Entries from a dataset of interfaces.
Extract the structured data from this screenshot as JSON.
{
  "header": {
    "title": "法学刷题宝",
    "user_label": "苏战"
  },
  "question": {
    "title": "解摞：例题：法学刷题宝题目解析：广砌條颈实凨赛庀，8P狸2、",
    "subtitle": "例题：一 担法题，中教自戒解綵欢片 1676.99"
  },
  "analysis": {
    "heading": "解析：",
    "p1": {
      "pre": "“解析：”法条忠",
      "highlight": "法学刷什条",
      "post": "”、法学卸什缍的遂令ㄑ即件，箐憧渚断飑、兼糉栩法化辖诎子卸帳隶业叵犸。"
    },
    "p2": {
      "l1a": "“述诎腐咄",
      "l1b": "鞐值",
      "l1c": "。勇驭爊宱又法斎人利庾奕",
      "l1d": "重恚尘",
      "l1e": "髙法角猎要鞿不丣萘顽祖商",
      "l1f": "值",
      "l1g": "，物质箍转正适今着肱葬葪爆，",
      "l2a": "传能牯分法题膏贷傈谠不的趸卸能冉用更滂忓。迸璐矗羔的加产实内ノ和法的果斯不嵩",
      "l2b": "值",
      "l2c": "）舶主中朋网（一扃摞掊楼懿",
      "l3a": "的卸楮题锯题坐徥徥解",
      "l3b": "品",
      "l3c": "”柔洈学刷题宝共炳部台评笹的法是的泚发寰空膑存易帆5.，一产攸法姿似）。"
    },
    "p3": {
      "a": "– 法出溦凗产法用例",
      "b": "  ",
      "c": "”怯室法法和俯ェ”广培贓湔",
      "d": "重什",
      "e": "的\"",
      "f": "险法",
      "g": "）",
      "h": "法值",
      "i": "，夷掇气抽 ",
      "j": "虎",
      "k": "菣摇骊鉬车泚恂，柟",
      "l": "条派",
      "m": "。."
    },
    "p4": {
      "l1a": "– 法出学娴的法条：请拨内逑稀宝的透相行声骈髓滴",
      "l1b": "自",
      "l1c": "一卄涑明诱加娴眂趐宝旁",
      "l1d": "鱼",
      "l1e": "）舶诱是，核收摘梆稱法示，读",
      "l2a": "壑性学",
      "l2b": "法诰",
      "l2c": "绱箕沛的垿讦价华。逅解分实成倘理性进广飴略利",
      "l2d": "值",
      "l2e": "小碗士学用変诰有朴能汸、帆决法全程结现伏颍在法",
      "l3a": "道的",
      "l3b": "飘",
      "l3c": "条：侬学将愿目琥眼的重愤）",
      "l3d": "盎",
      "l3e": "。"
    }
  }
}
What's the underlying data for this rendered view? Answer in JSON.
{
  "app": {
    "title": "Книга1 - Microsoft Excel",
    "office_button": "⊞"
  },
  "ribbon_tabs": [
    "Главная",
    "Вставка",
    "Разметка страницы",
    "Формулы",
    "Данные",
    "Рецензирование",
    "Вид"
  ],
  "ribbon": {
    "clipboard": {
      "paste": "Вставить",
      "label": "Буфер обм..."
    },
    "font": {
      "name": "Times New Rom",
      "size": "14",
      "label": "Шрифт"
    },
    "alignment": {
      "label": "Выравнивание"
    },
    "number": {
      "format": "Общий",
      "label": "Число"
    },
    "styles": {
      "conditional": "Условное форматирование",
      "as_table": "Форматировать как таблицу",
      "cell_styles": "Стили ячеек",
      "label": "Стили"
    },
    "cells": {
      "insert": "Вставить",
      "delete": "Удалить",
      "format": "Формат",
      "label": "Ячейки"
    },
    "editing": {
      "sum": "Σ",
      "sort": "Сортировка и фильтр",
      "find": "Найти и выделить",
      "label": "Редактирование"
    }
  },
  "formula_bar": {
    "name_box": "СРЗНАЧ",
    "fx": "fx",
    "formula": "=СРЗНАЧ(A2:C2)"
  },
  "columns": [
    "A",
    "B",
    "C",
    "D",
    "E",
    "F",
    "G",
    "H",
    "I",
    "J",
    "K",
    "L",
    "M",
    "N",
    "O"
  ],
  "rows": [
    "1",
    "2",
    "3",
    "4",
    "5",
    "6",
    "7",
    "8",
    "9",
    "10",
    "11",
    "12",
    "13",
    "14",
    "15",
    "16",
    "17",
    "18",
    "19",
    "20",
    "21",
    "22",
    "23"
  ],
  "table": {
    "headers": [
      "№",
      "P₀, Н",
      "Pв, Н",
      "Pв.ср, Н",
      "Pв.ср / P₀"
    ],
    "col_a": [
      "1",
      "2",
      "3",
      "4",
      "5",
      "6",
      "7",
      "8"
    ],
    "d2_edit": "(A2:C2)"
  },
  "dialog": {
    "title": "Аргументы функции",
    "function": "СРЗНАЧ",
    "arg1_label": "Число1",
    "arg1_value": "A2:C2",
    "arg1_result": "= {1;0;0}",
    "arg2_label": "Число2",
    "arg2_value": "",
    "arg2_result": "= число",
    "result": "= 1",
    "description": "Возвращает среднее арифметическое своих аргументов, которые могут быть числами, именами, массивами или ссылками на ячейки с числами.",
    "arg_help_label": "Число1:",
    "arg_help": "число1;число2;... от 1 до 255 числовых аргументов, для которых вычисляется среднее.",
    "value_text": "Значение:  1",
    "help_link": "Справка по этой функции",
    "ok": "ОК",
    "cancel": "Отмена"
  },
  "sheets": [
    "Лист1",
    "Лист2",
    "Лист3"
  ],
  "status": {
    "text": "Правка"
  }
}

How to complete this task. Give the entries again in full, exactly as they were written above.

Solution.
Extract the structured data from this screenshot as JSON.
{
  "header": {
    "title": "法学刷题宝",
    "user_label": "苏战"
  },
  "question": {
    "title": "解摞：例题：法学刷题宝题目解析：广砌條颈实凨赛庀，8P狸2、",
    "subtitle": "例题：一 担法题，中教自戒解綵欢片 1676.99"
  },
  "analysis": {
    "heading": "解析：",
    "p1": {
      "pre": "“解析：”法条忠",
      "highlight": "法学刷什条",
      "post": "”、法学卸什缍的遂令ㄑ即件，箐憧渚断飑、兼糉栩法化辖诎子卸帳隶业叵犸。"
    },
    "p2": {
      "l1a": "“述诎腐咄",
      "l1b": "鞐值",
      "l1c": "。勇驭爊宱又法斎人利庾奕",
      "l1d": "重恚尘",
      "l1e": "髙法角猎要鞿不丣萘顽祖商",
      "l1f": "值",
      "l1g": "，物质箍转正适今着肱葬葪爆，",
      "l2a": "传能牯分法题膏贷傈谠不的趸卸能冉用更滂忓。迸璐矗羔的加产实内ノ和法的果斯不嵩",
      "l2b": "值",
      "l2c": "）舶主中朋网（一扃摞掊楼懿",
      "l3a": "的卸楮题锯题坐徥徥解",
      "l3b": "品",
      "l3c": "”柔洈学刷题宝共炳部台评笹的法是的泚发寰空膑存易帆5.，一产攸法姿似）。"
    },
    "p3": {
      "a": "– 法出溦凗产法用例",
      "b": "  ",
      "c": "”怯室法法和俯ェ”广培贓湔",
      "d": "重什",
      "e": "的\"",
      "f": "险法",
      "g": "）",
      "h": "法值",
      "i": "，夷掇气抽 ",
      "j": "虎",
      "k": "菣摇骊鉬车泚恂，柟",
      "l": "条派",
      "m": "。."
    },
    "p4": {
      "l1a": "– 法出学娴的法条：请拨内逑稀宝的透相行声骈髓滴",
      "l1b": "自",
      "l1c": "一卄涑明诱加娴眂趐宝旁",
      "l1d": "鱼",
      "l1e": "）舶诱是，核收摘梆稱法示，读",
      "l2a": "壑性学",
      "l2b": "法诰",
      "l2c": "绱箕沛的垿讦价华。逅解分实成倘理性进广飴略利",
      "l2d": "值",
      "l2e": "小碗士学用変诰有朴能汸、帆决法全程结现伏颍在法",
      "l3a": "道的",
      "l3b": "飘",
      "l3c": "条：侬学将愿目琥眼的重愤）",
      "l3d": "盎",
      "l3e": "。"
    }
  }
}
What's the underlying data for this rendered view? Answer in JSON.
{
  "app": {
    "title": "Книга1 - Microsoft Excel",
    "office_button": "⊞"
  },
  "ribbon_tabs": [
    "Главная",
    "Вставка",
    "Разметка страницы",
    "Формулы",
    "Данные",
    "Рецензирование",
    "Вид"
  ],
  "ribbon": {
    "clipboard": {
      "paste": "Вставить",
      "label": "Буфер обм..."
    },
    "font": {
      "name": "Times New Rom",
      "size": "14",
      "label": "Шрифт"
    },
    "alignment": {
      "label": "Выравнивание"
    },
    "number": {
      "format": "Общий",
      "label": "Число"
    },
    "styles": {
      "conditional": "Условное форматирование",
      "as_table": "Форматировать как таблицу",
      "cell_styles": "Стили ячеек",
      "label": "Стили"
    },
    "cells": {
      "insert": "Вставить",
      "delete": "Удалить",
      "format": "Формат",
      "label": "Ячейки"
    },
    "editing": {
      "sum": "Σ",
      "sort": "Сортировка и фильтр",
      "find": "Найти и выделить",
      "label": "Редактирование"
    }
  },
  "formula_bar": {
    "name_box": "СРЗНАЧ",
    "fx": "fx",
    "formula": "=СРЗНАЧ(A2:C2)"
  },
  "columns": [
    "A",
    "B",
    "C",
    "D",
    "E",
    "F",
    "G",
    "H",
    "I",
    "J",
    "K",
    "L",
    "M",
    "N",
    "O"
  ],
  "rows": [
    "1",
    "2",
    "3",
    "4",
    "5",
    "6",
    "7",
    "8",
    "9",
    "10",
    "11",
    "12",
    "13",
    "14",
    "15",
    "16",
    "17",
    "18",
    "19",
    "20",
    "21",
    "22",
    "23"
  ],
  "table": {
    "headers": [
      "№",
      "P₀, Н",
      "Pв, Н",
      "Pв.ср, Н",
      "Pв.ср / P₀"
    ],
    "col_a": [
      "1",
      "2",
      "3",
      "4",
      "5",
      "6",
      "7",
      "8"
    ],
    "d2_edit": "(A2:C2)"
  },
  "dialog": {
    "title": "Аргументы функции",
    "function": "СРЗНАЧ",
    "arg1_label": "Число1",
    "arg1_value": "A2:C2",
    "arg1_result": "= {1;0;0}",
    "arg2_label": "Число2",
    "arg2_value": "",
    "arg2_result": "= число",
    "result": "= 1",
    "description": "Возвращает среднее арифметическое своих аргументов, которые могут быть числами, именами, массивами или ссылками на ячейки с числами.",
    "arg_help_label": "Число1:",
    "arg_help": "число1;число2;... от 1 до 255 числовых аргументов, для которых вычисляется среднее.",
    "value_text": "Значение:  1",
    "help_link": "Справка по этой функции",
    "ok": "ОК",
    "cancel": "Отмена"
  },
  "sheets": [
    "Лист1",
    "Лист2",
    "Лист3"
  ],
  "status": {
    "text": "Правка"
  }
}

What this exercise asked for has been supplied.